For what it’s worth here’s my political commentary regarding the impending election this November, and beyond.
First and foremost, the love that we have for our friends, families, and neighbors will always remain, no matter what we hear on the “news” or read on social media. Human relationships are more important than politics. (Mt.22:39) It is important to stay engaged with one another and not shut each other out simply because we disagree. We can have our different opinions and still love one another.

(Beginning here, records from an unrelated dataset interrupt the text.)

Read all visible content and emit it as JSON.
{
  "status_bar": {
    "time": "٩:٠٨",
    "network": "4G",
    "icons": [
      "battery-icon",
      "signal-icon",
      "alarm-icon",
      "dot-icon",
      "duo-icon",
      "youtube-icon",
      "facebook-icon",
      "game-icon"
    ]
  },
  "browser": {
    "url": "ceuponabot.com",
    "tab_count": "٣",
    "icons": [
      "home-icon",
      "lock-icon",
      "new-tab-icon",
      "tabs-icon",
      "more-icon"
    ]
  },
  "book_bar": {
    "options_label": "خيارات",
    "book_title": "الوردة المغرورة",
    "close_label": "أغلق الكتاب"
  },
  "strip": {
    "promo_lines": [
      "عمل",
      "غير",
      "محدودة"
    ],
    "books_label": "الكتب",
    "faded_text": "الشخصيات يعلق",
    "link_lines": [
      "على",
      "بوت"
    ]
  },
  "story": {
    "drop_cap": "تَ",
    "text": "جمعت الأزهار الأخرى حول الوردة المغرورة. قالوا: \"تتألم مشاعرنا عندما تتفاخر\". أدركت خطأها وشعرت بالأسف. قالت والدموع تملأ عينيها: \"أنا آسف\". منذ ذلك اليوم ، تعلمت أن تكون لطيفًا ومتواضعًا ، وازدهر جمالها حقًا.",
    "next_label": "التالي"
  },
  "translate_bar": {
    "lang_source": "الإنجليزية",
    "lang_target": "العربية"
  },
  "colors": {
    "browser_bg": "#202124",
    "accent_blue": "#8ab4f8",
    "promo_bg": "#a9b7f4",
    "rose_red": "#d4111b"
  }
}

So, from what perspective do I view the current state of our nation? A few Sundays ago, on July 24, in the first reading (Gen.18:20-32) we hear of the great “outcry against Sodom” where Abraham wonders if God will destroy the city if there are 10 innocent people in it. Of what great sin was Sodom guilty? The explanatory notes in my study bible state: “According to the present account of the Yahwist, the sin of Sodom was homosexuality (Gn.19,4f), which therefore also known as sodomy; but according to Isaiah (1,9f;3,9), it was a lack of social justice; Ezekiel (16,46-51) described it as a disregard for the poor, whereas Jeremiah (23,14) saw it as general immorality.”
I was thinking that in this country we are guilty of pretty much all of these. But how did this happen? How did we get to this point as a culture? Was it the government’s fault? Or ‘we the people’? Pope Francis stated that these atrocities often occur “under the silent gaze of all.” This “silent gaze” certainly can be attributed in part to the media or government when they intentionally withhold information that would benefit people for the purpose of forwarding an agenda.
However, I also am guilty of participating in this ‘silent gaze’ as well. I sometimes avoid my responsibilities and ascribe the problems in our country EXCLUSIVELY to those in power, our political leaders, or the media, which gives them more influence than they should have. This also absolves me of my responsibility to work for the common good.
I should make sure that my own house is in order, stay informed on important issues, engaged in our political process, speak the truth with love when needed, and vote with a properly formed conscience. For example, it is no surprise to those who know me that I do not support the taking of pre-born human life. But what am I doing to fight against what I believe is wrong? Do I leave it up to our government? Or do I volunteer at crisis pregnancy centers or houses of hospitality like Maggie’s Place to give women viable options or to provide a positive male role model ? Do I donate funds to help women acquire the necessities of child-rearing, diapers, food, clothing, etc.? Or do I depend on government programs to do this? The cumulative effects of these seemingly insignificant deeds are far more effective in transforming our culture than what any politician or government office can achieve. If I am passionate about problems that are vexing our culture – homelessness, human trafficking, child abuse, whatever it may be – than what am I doing about it? The more action that we take at the ground level instead of expecting government to take care of it will naturally siphon power and influence away from out-of-touch, unaccountable bureaucrats. This is known as the principle of subsidiarity and is the best way for a society to remain free. This is also where authentic change occurs, at the ground level, not in Washington. The alternative is an out-of-control, overreaching government that imposes its will on citizens, like we’re experiencing right now. Consequently, individual freedom is eroded and things don’t really improve.
Politicians will screw things up, they always do. Our forefathers knew this and set the framework intended to limit a tyrannical government in our founding documents. But we have to do our part as well. We cannot relinquish our responsibilities to fool-hearted politicians whose moral center shifts with the current fashions and trends or poll numbers. “But the heart of fools is inconsistent, because, in exhibiting itself as variable and changeable, it never remains what it was.” (St. Gregory The Great).
In the Gospel reading of ‘The Parable of the Weeds among the Wheat’ (Mt.13:24-30) we hear about the present state of our world where there are both good and bad people, the wheat and the weeds. Just as the workers are told not to pull up the weeds because they might uproot the wheat with them, Jesus warns his disciples “not to attempt to anticipate the final judgment of God by a definitive exclusion of sinners from the Kingdom.” I do not hold many politicians in high regard, but it is not my job to condemn unscrupulous people. “The judgment of God alone will eliminate the sinful. Until then there must be patience and the preaching of repentance.” PATENCE! Oy-vey!
Still, I plan on voting, and not for the lesser of two evils. Fr. Frank Pavone, who works tirelessly for the millions of people who Hillary Clinton believes do not have constitutional rights, stated that we can never vote for evil, but that we can vote to limit evil.
Our bloated bureaucratic behemoth of a government is totally clueless as to the root problems that are tearing this country down. But a tiny nun from Skopje, Macedonia described exactly what ails our nation: “In developed countries there is a poverty of intimacy of spirit, of loneliness, of lack of love. There is no greater sickness today than that one. Loneliness and the feeling of being unwanted is the worst, the most terrible poverty of all. One of the greatest diseases is to be nobody to anybody.” (St. Teresa of Calcutta)
Government officials know very little about the “intimacy of spirit.” So, I’ll try my best to work at those little things that are insignificant in the eyes of the world, but are of great value in the eyes of God (1 Cor.1:25)…and continue to pray a whole lot.